What needs to be done.
Only lines with the word "enabled" are needed; collect each of them from the listing below.
══ Information given
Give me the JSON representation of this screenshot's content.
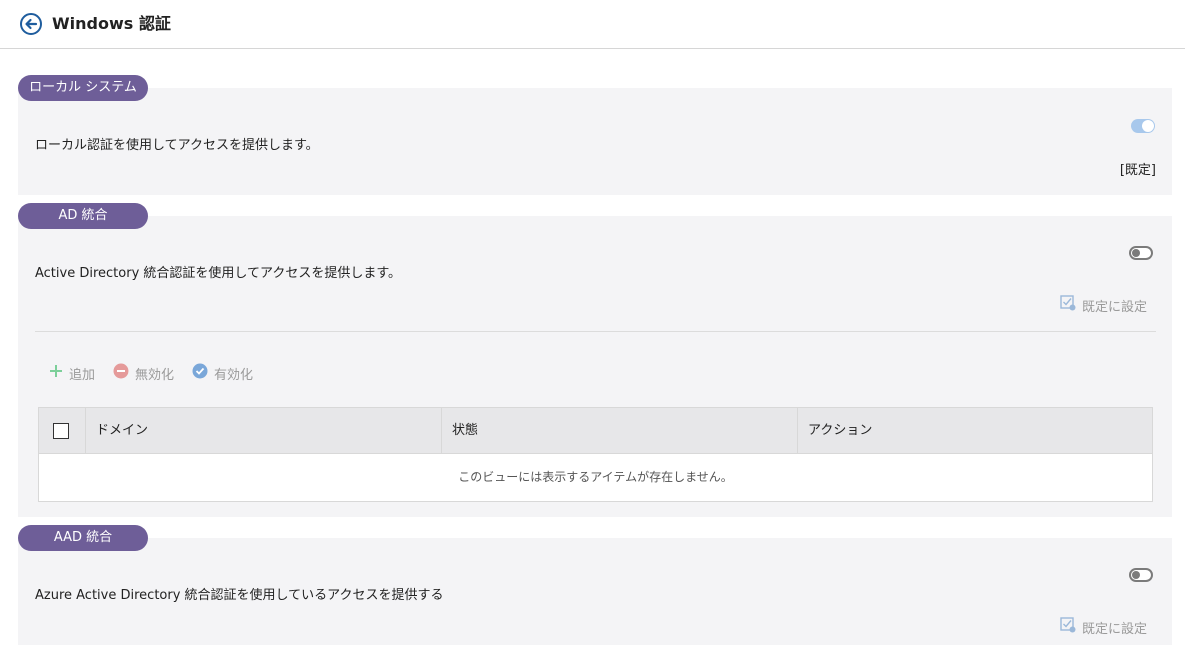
{
  "header": {
    "title": "Windows 認証"
  },
  "sections": {
    "local": {
      "tab": "ローカル システム",
      "description": "ローカル認証を使用してアクセスを提供します。",
      "default_label": "[既定]",
      "enabled": true
    },
    "ad": {
      "tab": "AD 統合",
      "description": "Active Directory 統合認証を使用してアクセスを提供します。",
      "set_default_label": "既定に設定",
      "enabled": false,
      "toolbar": {
        "add": "追加",
        "disable": "無効化",
        "enable": "有効化"
      },
      "table": {
        "columns": [
          "ドメイン",
          "状態",
          "アクション"
        ],
        "empty_message": "このビューには表示するアイテムが存在しません。"
      }
    },
    "aad": {
      "tab": "AAD 統合",
      "description": "Azure Active Directory 統合認証を使用しているアクセスを提供する",
      "set_default_label": "既定に設定",
      "enabled": false
    }
  },
  "colors": {
    "tab_bg": "#6e5e98",
    "panel_bg": "#f4f4f6",
    "toggle_on": "#a8c8ec",
    "add_icon": "#7ccf9a",
    "disable_icon": "#e59a9a",
    "enable_icon": "#7aa7d9"
  }
}
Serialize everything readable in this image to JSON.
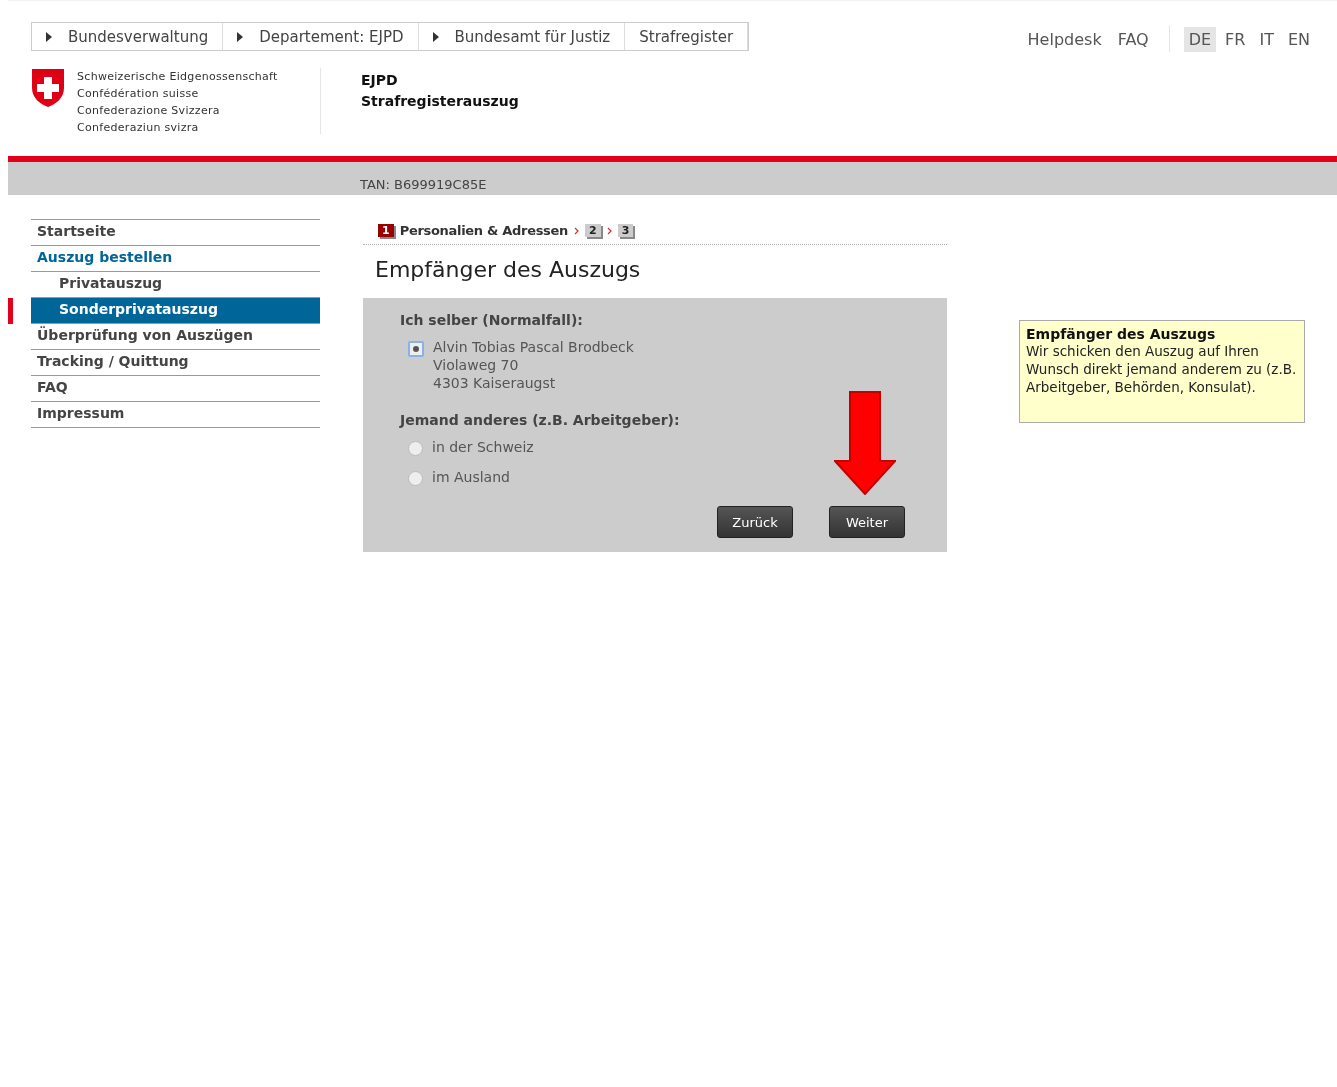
{
  "breadcrumb": [
    {
      "label": "Bundesverwaltung",
      "has_caret": true
    },
    {
      "label": "Departement: EJPD",
      "has_caret": true
    },
    {
      "label": "Bundesamt für Justiz",
      "has_caret": true
    },
    {
      "label": "Strafregister",
      "has_caret": false
    }
  ],
  "service_links": [
    "Helpdesk",
    "FAQ"
  ],
  "languages": [
    {
      "label": "DE",
      "selected": true
    },
    {
      "label": "FR",
      "selected": false
    },
    {
      "label": "IT",
      "selected": false
    },
    {
      "label": "EN",
      "selected": false
    }
  ],
  "logo_lines": [
    "Schweizerische Eidgenossenschaft",
    "Confédération suisse",
    "Confederazione Svizzera",
    "Confederaziun svizra"
  ],
  "site_title": [
    "EJPD",
    "Strafregisterauszug"
  ],
  "tan": "TAN: B699919C85E",
  "sidebar": {
    "items": [
      {
        "label": "Startseite",
        "selected": false,
        "expanded": false
      },
      {
        "label": "Auszug bestellen",
        "selected": false,
        "expanded": true,
        "children": [
          {
            "label": "Privatauszug",
            "selected": false
          },
          {
            "label": "Sonderprivatauszug",
            "selected": true
          }
        ]
      },
      {
        "label": "Überprüfung von Auszügen",
        "selected": false,
        "expanded": false
      },
      {
        "label": "Tracking / Quittung",
        "selected": false,
        "expanded": false
      },
      {
        "label": "FAQ",
        "selected": false,
        "expanded": false
      },
      {
        "label": "Impressum",
        "selected": false,
        "expanded": false
      }
    ]
  },
  "steps": [
    {
      "number": "1",
      "label": "Personalien & Adressen",
      "selected": true
    },
    {
      "number": "2",
      "selected": false
    },
    {
      "number": "3",
      "selected": false
    }
  ],
  "heading": "Empfänger des Auszugs",
  "form": {
    "groups": [
      {
        "title": "Ich selber (Normalfall):",
        "options": [
          {
            "lines": [
              "Alvin Tobias Pascal Brodbeck",
              "Violaweg 70",
              "4303 Kaiseraugst"
            ],
            "checked": true
          }
        ]
      },
      {
        "title": "Jemand anderes (z.B. Arbeitgeber):",
        "options": [
          {
            "lines": [
              "in der Schweiz"
            ],
            "checked": false
          },
          {
            "lines": [
              "im Ausland"
            ],
            "checked": false
          }
        ]
      }
    ],
    "buttons": [
      "Zurück",
      "Weiter"
    ]
  },
  "help_box": {
    "title": "Empfänger des Auszugs",
    "text": "Wir schicken den Auszug auf Ihren Wunsch direkt jemand anderem zu (z.B. Arbeitgeber, Behörden, Konsulat)."
  }
}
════
Solved exercise.
      "enabled": true
      "enabled": false,
      "enabled": false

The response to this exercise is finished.